  7. Enjoy the small things – I’ve learned that even the small things will stick with you. I will remember the first time I kissed my husband, falling over, and him laughing at me right after for the rest of my life. At the time it was an embarrassing situation, but it has become a small happy moment. It was the moment that I realized I felt more for this person than I had previously thought. I still enjoy the memory of my child giving me flowers he picked for the first time. (He doesn’t know it, but I still have one of them saved.)
  8. Go boldly forward – Wake every morning grateful, but also step forward boldly and conquer it. You may not be given the day after so everyday must be treated as if it is a gift, because it is.

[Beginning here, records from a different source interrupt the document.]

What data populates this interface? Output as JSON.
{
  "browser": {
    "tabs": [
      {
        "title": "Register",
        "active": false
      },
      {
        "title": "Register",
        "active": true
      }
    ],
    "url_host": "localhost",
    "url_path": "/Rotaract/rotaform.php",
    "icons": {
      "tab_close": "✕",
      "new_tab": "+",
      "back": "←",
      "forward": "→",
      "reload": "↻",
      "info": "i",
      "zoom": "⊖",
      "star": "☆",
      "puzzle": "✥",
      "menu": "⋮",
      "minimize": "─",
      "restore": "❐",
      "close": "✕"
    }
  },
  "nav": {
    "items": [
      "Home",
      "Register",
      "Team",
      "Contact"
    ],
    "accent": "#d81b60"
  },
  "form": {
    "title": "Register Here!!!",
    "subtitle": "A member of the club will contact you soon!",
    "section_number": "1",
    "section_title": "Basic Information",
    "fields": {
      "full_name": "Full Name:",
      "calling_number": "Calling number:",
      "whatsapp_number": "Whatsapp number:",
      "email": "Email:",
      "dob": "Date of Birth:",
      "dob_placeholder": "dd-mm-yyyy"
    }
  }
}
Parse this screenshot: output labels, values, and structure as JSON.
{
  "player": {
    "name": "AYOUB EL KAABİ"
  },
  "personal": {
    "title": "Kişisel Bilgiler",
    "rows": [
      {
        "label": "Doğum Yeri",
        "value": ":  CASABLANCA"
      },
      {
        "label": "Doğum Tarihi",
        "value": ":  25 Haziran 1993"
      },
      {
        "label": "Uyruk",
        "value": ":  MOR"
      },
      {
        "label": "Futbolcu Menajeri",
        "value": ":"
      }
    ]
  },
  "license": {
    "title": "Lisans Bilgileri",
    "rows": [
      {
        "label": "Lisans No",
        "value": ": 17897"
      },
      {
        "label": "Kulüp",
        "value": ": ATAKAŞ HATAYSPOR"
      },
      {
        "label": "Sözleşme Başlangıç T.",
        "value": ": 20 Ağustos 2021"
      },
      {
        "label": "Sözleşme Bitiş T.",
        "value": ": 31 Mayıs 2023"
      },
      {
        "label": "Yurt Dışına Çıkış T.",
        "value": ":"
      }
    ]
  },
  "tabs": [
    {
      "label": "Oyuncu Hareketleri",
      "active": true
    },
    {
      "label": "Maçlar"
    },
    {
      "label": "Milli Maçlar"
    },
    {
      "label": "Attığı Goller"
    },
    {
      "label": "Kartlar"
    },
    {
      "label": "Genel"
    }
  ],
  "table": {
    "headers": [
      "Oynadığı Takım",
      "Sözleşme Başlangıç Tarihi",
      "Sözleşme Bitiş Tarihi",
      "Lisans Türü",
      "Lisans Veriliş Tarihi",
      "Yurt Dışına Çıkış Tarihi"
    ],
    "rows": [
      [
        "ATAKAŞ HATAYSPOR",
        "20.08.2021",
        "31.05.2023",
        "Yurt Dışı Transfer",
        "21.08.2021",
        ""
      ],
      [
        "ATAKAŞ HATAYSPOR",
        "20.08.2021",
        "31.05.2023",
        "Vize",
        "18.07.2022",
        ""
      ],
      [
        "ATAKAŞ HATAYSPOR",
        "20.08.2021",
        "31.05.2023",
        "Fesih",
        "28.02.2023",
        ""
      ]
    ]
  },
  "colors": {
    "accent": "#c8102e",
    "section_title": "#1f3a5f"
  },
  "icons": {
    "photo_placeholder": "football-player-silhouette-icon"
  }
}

  9. Pay your bills and prioritize needs and wants – This lesson came after a winter without electricity. No, it wasn’t me that didn’t pay my bills. I paid the bill and got the electric on though. I’m currently not comfortable enough to go into this too much, but it really happened when I was a teenager and it really sucked.
  10. Enjoy your youth – I laugh with my oldest friend now how as a kid we wanted to be 16 to drive, 18 to be considered an adult, and 21 to drink. With all that we thought we’d be more ‘adult’ that way, but all it did was tick away years we didn’t realize we would miss later on. You’re a child for a shorter amount of time than you are an adult. Being a adult sucks, is hard, but if you are smart about it, enjoy the small things, and love fully you’ll be alright.

I’m still pretty young, I don’t feel it, but I know it. I’m sure I’ll have a lot more to learn about life, but these ten things are what I’ve learned so far.